→ **Exercise requirements**
Repeat every entry below exactly.

━━ Records shown ━━

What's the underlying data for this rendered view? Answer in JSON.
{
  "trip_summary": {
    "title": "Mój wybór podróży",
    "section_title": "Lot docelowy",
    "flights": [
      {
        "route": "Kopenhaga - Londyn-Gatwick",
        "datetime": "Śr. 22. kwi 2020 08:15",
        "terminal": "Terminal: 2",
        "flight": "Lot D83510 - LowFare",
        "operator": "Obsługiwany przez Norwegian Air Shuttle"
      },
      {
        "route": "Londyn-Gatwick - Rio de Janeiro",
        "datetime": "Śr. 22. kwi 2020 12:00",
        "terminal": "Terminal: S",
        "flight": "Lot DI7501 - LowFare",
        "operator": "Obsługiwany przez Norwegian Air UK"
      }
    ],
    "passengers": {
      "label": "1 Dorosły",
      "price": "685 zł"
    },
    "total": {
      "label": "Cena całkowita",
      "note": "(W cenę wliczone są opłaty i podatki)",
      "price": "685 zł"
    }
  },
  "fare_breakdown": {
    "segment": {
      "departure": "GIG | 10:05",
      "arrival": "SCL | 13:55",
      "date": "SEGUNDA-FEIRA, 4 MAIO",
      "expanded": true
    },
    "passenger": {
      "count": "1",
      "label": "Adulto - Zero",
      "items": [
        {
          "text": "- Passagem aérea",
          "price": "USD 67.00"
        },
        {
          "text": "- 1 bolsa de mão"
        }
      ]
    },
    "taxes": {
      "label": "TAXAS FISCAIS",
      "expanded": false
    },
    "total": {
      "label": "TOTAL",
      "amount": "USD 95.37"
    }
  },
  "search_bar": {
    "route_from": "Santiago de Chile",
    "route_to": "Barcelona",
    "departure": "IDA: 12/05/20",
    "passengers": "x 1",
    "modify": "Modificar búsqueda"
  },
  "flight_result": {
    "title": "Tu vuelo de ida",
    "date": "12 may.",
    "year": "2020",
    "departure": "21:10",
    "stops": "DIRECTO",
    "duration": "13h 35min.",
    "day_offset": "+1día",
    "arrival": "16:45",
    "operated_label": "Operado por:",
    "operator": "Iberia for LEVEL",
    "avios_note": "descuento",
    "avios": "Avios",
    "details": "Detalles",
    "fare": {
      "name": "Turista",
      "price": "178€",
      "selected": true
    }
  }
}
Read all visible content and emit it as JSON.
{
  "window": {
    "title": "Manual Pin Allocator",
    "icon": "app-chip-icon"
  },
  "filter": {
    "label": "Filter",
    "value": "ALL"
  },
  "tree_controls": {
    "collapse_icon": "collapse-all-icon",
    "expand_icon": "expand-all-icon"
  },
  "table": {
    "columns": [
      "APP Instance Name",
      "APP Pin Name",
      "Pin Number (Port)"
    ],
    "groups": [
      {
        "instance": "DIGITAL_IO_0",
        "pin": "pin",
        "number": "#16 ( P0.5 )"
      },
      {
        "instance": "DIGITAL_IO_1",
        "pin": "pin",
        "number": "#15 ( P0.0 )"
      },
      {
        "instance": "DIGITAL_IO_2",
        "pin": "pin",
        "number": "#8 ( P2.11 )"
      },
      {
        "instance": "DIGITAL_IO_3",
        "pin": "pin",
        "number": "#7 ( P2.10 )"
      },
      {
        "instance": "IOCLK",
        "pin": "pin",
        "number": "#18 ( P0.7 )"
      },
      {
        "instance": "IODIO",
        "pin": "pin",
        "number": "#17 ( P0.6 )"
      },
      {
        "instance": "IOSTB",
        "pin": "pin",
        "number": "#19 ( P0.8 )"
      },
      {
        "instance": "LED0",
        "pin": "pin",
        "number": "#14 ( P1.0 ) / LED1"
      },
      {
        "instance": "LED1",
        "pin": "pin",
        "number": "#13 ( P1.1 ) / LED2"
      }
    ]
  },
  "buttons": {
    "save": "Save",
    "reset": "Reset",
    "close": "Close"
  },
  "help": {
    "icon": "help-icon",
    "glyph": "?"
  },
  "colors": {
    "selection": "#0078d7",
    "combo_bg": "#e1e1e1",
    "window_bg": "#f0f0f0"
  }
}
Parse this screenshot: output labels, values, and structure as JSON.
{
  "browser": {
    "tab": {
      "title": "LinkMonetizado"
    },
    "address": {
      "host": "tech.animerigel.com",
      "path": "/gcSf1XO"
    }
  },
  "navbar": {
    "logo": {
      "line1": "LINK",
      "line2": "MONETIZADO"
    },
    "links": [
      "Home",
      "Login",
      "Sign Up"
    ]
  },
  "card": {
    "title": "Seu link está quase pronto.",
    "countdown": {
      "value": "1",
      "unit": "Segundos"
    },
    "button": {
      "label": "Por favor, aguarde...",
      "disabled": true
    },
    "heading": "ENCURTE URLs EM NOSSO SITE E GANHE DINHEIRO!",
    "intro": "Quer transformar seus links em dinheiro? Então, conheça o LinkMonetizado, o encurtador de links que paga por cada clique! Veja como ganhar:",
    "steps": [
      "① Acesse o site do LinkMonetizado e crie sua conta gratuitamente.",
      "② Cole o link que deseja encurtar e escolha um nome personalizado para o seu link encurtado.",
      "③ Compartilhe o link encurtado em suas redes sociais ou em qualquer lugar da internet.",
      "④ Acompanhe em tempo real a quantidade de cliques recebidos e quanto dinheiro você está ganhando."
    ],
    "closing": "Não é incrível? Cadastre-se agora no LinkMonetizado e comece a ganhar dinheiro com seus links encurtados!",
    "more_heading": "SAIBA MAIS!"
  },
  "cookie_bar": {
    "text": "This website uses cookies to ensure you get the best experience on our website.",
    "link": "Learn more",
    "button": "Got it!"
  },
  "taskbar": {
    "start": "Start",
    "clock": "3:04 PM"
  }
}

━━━

→ **Output of the task**
What's the underlying data for this rendered view? Answer in JSON.
{
  "trip_summary": {
    "title": "Mój wybór podróży",
    "section_title": "Lot docelowy",
    "flights": [
      {
        "route": "Kopenhaga - Londyn-Gatwick",
        "datetime": "Śr. 22. kwi 2020 08:15",
        "terminal": "Terminal: 2",
        "flight": "Lot D83510 - LowFare",
        "operator": "Obsługiwany przez Norwegian Air Shuttle"
      },
      {
        "route": "Londyn-Gatwick - Rio de Janeiro",
        "datetime": "Śr. 22. kwi 2020 12:00",
        "terminal": "Terminal: S",
        "flight": "Lot DI7501 - LowFare",
        "operator": "Obsługiwany przez Norwegian Air UK"
      }
    ],
    "passengers": {
      "label": "1 Dorosły",
      "price": "685 zł"
    },
    "total": {
      "label": "Cena całkowita",
      "note": "(W cenę wliczone są opłaty i podatki)",
      "price": "685 zł"
    }
  },
  "fare_breakdown": {
    "segment": {
      "departure": "GIG | 10:05",
      "arrival": "SCL | 13:55",
      "date": "SEGUNDA-FEIRA, 4 MAIO",
      "expanded": true
    },
    "passenger": {
      "count": "1",
      "label": "Adulto - Zero",
      "items": [
        {
          "text": "- Passagem aérea",
          "price": "USD 67.00"
        },
        {
          "text": "- 1 bolsa de mão"
        }
      ]
    },
    "taxes": {
      "label": "TAXAS FISCAIS",
      "expanded": false
    },
    "total": {
      "label": "TOTAL",
      "amount": "USD 95.37"
    }
  },
  "search_bar": {
    "route_from": "Santiago de Chile",
    "route_to": "Barcelona",
    "departure": "IDA: 12/05/20",
    "passengers": "x 1",
    "modify": "Modificar búsqueda"
  },
  "flight_result": {
    "title": "Tu vuelo de ida",
    "date": "12 may.",
    "year": "2020",
    "departure": "21:10",
    "stops": "DIRECTO",
    "duration": "13h 35min.",
    "day_offset": "+1día",
    "arrival": "16:45",
    "operated_label": "Operado por:",
    "operator": "Iberia for LEVEL",
    "avios_note": "descuento",
    "avios": "Avios",
    "details": "Detalles",
    "fare": {
      "name": "Turista",
      "price": "178€",
      "selected": true
    }
  }
}
Read all visible content and emit it as JSON.
{
  "window": {
    "title": "Manual Pin Allocator",
    "icon": "app-chip-icon"
  },
  "filter": {
    "label": "Filter",
    "value": "ALL"
  },
  "tree_controls": {
    "collapse_icon": "collapse-all-icon",
    "expand_icon": "expand-all-icon"
  },
  "table": {
    "columns": [
      "APP Instance Name",
      "APP Pin Name",
      "Pin Number (Port)"
    ],
    "groups": [
      {
        "instance": "DIGITAL_IO_0",
        "pin": "pin",
        "number": "#16 ( P0.5 )"
      },
      {
        "instance": "DIGITAL_IO_1",
        "pin": "pin",
        "number": "#15 ( P0.0 )"
      },
      {
        "instance": "DIGITAL_IO_2",
        "pin": "pin",
        "number": "#8 ( P2.11 )"
      },
      {
        "instance": "DIGITAL_IO_3",
        "pin": "pin",
        "number": "#7 ( P2.10 )"
      },
      {
        "instance": "IOCLK",
        "pin": "pin",
        "number": "#18 ( P0.7 )"
      },
      {
        "instance": "IODIO",
        "pin": "pin",
        "number": "#17 ( P0.6 )"
      },
      {
        "instance": "IOSTB",
        "pin": "pin",
        "number": "#19 ( P0.8 )"
      },
      {
        "instance": "LED0",
        "pin": "pin",
        "number": "#14 ( P1.0 ) / LED1"
      },
      {
        "instance": "LED1",
        "pin": "pin",
        "number": "#13 ( P1.1 ) / LED2"
      }
    ]
  },
  "buttons": {
    "save": "Save",
    "reset": "Reset",
    "close": "Close"
  },
  "help": {
    "icon": "help-icon",
    "glyph": "?"
  },
  "colors": {
    "selection": "#0078d7",
    "combo_bg": "#e1e1e1",
    "window_bg": "#f0f0f0"
  }
}
Parse this screenshot: output labels, values, and structure as JSON.
{
  "browser": {
    "tab": {
      "title": "LinkMonetizado"
    },
    "address": {
      "host": "tech.animerigel.com",
      "path": "/gcSf1XO"
    }
  },
  "navbar": {
    "logo": {
      "line1": "LINK",
      "line2": "MONETIZADO"
    },
    "links": [
      "Home",
      "Login",
      "Sign Up"
    ]
  },
  "card": {
    "title": "Seu link está quase pronto.",
    "countdown": {
      "value": "1",
      "unit": "Segundos"
    },
    "button": {
      "label": "Por favor, aguarde...",
      "disabled": true
    },
    "heading": "ENCURTE URLs EM NOSSO SITE E GANHE DINHEIRO!",
    "intro": "Quer transformar seus links em dinheiro? Então, conheça o LinkMonetizado, o encurtador de links que paga por cada clique! Veja como ganhar:",
    "steps": [
      "① Acesse o site do LinkMonetizado e crie sua conta gratuitamente.",
      "② Cole o link que deseja encurtar e escolha um nome personalizado para o seu link encurtado.",
      "③ Compartilhe o link encurtado em suas redes sociais ou em qualquer lugar da internet.",
      "④ Acompanhe em tempo real a quantidade de cliques recebidos e quanto dinheiro você está ganhando."
    ],
    "closing": "Não é incrível? Cadastre-se agora no LinkMonetizado e comece a ganhar dinheiro com seus links encurtados!",
    "more_heading": "SAIBA MAIS!"
  },
  "cookie_bar": {
    "text": "This website uses cookies to ensure you get the best experience on our website.",
    "link": "Learn more",
    "button": "Got it!"
  },
  "taskbar": {
    "start": "Start",
    "clock": "3:04 PM"
  }
}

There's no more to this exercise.